Mamluk Sultans Sent Sons to Karak Castle to ‘Toughen them up’
AMMAN — In the Mamluk period, some of the most politically dangerous persons went to Karak Castle, said an American scholar.
Karak Castle, a large Crusader castle located in Karak, some 130km south of Amman, imprisoned reigning sultans and members of the sultan’s family, including children, as well as high-ranking officers, Professor Bethany Walker from the University of Bonn told The Jordan Times in a recent e-mail interview.
After the Mamluk conquest of Greater Syria in 1260, the Transjordan region was gradually incorporated into the Mamluk territories as part of two different provinces: the southernmost districts of the Province of Damascus (Mamlakat Dimashq) and the Province of Karak (Mamlakat Karak), Walker said, adding that the border between the two provinces was located roughly at Wadi Mujib.
The newly acquired territories were controlled through a series of small, rural garrisons and refortifications of old castles, Walker explained.
According to the scholar, the administrative status of Karak largely depended on personal attachments of the sultans in Cairo.
“Karak’s political autonomy was frequently withdrawn by the sultan and control over its lands given to the Province of Damascus,” Walker said, adding that this was largely done in retaliation for local participation in the many armed conflicts between the Mamluk sultan and his emirs in the 15th century.
Mamluks had a few different places for officials who fell out of favour.
“Those who had committed ‘lesser crimes’, or were already serving in Egypt, often went to Alexandria.
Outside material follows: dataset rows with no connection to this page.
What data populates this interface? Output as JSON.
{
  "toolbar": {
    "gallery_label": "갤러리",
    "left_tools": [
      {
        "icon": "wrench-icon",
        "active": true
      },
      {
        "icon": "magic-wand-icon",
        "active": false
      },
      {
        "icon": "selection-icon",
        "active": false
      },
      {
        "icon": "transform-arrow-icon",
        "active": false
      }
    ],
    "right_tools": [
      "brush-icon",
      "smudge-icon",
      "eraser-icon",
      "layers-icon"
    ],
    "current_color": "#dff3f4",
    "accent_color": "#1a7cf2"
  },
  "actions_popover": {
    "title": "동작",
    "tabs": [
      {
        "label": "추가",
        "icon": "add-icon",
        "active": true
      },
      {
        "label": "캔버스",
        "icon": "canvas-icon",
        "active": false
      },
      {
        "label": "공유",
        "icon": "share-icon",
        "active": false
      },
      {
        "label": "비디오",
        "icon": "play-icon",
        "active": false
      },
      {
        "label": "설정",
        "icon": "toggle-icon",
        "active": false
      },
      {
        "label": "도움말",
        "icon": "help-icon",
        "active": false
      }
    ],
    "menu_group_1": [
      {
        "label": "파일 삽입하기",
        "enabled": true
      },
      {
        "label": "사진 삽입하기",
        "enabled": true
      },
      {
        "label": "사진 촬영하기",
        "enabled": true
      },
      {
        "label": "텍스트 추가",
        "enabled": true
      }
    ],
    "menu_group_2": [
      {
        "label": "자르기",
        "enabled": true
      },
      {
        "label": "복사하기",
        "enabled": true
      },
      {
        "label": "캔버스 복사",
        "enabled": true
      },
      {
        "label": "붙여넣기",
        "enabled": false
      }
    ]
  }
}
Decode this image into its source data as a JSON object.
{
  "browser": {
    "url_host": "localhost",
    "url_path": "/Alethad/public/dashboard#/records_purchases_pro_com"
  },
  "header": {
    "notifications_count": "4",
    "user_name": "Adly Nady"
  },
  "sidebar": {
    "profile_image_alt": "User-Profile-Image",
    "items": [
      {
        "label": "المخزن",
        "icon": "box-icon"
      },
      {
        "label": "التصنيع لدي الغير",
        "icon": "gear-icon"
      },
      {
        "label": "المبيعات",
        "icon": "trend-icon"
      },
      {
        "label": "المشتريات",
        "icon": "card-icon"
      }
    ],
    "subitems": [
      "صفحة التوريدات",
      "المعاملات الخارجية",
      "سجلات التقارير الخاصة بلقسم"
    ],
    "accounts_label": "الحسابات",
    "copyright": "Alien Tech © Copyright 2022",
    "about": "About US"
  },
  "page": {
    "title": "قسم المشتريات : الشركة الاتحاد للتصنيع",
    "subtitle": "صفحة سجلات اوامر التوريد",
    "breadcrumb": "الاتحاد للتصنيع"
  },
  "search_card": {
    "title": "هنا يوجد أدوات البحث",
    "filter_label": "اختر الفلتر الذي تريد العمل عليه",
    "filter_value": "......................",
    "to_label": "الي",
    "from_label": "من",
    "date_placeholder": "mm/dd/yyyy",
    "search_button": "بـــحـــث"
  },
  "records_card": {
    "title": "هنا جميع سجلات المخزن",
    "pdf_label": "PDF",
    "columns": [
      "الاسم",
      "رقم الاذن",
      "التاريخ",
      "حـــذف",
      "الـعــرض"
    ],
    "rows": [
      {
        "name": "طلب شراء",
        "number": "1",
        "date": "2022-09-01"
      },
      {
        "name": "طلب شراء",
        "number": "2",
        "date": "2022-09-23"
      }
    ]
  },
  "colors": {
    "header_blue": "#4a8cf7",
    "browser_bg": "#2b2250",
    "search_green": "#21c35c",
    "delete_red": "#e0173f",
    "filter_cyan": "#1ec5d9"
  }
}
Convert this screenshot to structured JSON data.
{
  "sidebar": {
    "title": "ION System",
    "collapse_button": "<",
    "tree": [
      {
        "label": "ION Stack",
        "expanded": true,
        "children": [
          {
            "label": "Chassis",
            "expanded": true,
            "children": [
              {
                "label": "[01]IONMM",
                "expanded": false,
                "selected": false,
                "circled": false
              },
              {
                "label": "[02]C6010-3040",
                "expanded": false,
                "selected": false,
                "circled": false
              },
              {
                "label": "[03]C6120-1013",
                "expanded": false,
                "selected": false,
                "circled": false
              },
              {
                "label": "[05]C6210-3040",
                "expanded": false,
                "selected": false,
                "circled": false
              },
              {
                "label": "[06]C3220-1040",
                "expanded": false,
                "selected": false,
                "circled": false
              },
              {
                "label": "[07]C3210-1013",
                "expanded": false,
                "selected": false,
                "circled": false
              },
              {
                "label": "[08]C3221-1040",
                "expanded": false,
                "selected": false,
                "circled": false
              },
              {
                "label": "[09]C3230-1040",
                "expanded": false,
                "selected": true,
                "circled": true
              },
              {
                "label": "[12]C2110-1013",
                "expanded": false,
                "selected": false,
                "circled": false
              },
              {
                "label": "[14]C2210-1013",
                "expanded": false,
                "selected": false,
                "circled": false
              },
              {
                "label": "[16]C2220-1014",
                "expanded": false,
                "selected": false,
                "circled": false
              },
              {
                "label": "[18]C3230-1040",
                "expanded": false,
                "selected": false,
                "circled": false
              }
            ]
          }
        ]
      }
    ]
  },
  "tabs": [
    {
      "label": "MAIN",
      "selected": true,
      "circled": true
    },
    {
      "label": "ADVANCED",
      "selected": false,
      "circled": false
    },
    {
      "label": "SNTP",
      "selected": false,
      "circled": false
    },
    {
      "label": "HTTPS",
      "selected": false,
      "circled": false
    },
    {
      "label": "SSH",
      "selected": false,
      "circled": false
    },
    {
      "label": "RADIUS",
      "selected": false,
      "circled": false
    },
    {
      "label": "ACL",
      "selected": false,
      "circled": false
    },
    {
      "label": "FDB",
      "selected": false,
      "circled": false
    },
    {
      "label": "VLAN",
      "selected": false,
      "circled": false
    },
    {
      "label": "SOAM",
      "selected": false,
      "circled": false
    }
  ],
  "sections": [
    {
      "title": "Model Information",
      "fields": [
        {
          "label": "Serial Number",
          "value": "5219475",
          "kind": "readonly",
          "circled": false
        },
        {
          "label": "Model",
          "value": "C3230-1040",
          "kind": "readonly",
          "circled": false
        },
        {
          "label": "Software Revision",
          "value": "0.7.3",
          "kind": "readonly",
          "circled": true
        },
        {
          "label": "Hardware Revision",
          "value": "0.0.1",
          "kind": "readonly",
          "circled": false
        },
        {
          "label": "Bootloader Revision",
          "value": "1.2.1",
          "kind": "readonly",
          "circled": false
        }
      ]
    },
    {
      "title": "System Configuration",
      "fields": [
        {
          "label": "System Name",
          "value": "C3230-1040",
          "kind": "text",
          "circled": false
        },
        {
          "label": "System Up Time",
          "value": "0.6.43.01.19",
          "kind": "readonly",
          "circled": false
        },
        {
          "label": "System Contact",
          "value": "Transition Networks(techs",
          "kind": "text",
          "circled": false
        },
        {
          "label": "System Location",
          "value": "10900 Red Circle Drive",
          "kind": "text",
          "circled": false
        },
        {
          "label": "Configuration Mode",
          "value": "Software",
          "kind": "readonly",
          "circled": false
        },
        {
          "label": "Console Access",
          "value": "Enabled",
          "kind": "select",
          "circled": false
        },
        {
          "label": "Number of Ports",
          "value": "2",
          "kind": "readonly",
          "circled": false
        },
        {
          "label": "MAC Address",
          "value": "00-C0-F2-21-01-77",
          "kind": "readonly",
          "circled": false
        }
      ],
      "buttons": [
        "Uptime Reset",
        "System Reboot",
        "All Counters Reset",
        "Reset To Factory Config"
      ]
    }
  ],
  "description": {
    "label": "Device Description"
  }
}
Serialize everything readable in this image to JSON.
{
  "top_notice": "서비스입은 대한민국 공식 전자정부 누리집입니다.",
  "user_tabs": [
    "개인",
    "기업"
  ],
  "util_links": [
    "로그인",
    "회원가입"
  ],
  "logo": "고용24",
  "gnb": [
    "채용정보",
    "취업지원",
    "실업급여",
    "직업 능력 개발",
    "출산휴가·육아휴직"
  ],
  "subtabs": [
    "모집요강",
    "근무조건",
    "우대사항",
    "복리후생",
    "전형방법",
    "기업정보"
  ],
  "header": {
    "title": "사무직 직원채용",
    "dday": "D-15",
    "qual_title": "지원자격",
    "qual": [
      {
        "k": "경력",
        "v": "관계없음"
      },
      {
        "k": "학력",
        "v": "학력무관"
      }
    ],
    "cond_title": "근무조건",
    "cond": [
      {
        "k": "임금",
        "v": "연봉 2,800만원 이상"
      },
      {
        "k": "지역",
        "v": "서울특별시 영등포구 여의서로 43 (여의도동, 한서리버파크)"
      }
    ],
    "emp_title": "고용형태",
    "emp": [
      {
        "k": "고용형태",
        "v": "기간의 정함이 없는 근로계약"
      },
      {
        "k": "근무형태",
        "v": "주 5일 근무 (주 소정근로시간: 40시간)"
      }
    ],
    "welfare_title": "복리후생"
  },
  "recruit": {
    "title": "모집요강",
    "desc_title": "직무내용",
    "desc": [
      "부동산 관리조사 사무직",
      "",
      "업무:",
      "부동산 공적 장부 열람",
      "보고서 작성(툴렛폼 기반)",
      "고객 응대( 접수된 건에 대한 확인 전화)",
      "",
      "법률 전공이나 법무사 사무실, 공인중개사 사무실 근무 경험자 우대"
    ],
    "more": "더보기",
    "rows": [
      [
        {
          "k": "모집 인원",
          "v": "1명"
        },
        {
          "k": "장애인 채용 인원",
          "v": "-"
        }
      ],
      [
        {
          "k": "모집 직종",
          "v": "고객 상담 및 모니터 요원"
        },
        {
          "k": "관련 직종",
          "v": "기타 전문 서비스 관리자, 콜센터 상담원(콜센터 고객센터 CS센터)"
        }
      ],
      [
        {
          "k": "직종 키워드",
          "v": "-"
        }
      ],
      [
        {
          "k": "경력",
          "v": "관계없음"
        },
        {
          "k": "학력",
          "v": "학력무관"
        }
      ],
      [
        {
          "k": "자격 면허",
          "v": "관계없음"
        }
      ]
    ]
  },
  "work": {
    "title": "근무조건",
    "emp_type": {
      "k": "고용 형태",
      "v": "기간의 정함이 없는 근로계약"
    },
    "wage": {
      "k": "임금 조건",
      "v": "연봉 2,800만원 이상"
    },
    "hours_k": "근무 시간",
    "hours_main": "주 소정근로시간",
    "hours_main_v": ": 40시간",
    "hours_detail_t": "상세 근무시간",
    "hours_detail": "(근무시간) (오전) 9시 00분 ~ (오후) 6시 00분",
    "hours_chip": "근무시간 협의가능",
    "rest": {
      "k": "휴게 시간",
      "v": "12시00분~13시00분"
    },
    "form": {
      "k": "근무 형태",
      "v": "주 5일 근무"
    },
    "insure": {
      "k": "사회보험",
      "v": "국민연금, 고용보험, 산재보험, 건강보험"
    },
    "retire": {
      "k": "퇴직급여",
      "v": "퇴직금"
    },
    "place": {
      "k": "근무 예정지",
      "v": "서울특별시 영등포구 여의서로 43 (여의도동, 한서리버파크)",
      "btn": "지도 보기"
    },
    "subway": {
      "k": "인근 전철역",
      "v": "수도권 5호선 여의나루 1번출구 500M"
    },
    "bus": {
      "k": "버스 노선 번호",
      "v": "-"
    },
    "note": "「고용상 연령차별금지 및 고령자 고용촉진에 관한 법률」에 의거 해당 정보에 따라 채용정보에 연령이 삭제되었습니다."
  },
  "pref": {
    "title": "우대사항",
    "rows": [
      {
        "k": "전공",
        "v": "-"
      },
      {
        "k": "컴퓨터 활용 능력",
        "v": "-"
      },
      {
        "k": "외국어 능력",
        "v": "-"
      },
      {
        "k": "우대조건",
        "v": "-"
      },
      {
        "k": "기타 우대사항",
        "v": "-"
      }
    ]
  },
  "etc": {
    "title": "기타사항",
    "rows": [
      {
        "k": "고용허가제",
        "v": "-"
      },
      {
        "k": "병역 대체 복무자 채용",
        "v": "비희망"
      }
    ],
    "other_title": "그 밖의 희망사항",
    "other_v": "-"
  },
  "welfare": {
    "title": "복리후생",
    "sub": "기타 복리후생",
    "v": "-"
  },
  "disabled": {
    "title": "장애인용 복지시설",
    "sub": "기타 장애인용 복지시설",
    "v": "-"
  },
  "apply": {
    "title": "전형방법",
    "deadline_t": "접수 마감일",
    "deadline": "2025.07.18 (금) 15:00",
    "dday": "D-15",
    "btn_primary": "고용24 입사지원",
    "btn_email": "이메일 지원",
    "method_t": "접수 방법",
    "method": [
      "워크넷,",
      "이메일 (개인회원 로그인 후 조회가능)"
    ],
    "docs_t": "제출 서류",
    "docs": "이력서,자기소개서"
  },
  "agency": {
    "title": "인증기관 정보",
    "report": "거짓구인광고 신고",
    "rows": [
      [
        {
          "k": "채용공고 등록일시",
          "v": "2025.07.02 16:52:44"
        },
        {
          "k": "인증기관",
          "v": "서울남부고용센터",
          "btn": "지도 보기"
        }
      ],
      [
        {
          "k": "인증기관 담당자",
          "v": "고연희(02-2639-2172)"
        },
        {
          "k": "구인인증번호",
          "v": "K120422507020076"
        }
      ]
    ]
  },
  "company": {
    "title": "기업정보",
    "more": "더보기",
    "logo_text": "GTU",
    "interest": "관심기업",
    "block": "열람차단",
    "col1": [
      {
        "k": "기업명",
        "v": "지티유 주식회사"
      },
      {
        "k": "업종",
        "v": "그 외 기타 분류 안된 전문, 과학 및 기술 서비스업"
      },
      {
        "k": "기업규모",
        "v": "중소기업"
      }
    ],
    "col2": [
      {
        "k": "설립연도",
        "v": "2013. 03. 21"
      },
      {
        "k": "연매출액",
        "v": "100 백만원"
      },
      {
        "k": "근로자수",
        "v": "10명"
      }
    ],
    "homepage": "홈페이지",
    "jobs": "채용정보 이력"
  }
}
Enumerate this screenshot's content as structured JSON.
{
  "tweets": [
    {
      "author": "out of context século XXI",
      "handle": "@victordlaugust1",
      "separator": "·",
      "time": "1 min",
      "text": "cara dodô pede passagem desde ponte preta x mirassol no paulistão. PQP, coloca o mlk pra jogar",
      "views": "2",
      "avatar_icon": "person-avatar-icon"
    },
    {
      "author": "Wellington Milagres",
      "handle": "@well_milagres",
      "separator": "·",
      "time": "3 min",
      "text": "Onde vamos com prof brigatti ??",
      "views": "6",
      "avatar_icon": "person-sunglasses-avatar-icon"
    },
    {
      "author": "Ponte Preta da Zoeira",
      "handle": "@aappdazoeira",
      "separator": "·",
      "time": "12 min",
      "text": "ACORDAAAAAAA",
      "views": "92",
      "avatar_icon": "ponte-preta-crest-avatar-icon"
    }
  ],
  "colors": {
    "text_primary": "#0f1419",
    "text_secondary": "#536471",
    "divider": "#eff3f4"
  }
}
Others went to Jerusalem, which was the favoured destination for retirees from state service. Many serving in Syria were imprisoned in the Ajloun Castle,” the scholar said.
The most politically dangerous went to Karak Castle, which contained three palaces according to Walker.
Exile there, under the best of conditions, resembled something like house arrest, the professor said, adding that imprisoned sultans could even receive visitors.
“For this reason, the exile of a sultan or a sultan’s son often led to regaining the throne in Cairo, as he used the time of imprisonment in the Karak Castle to build ties with armed tribes and plan a political and military comeback,” Walker explained, noting that occasionally, sultans and sultan’s sons voluntarily took up residence at Karak, taking the imperial treasury with them, when political conditions became precarious in Cairo.
Moreover, some sultans, such as Baybars, even sent their sons to Karak Castle to be raised for a few years by local leaders and to learn important skills such as horsemanship and conflict resolution, and to “toughen them up”, Walker said.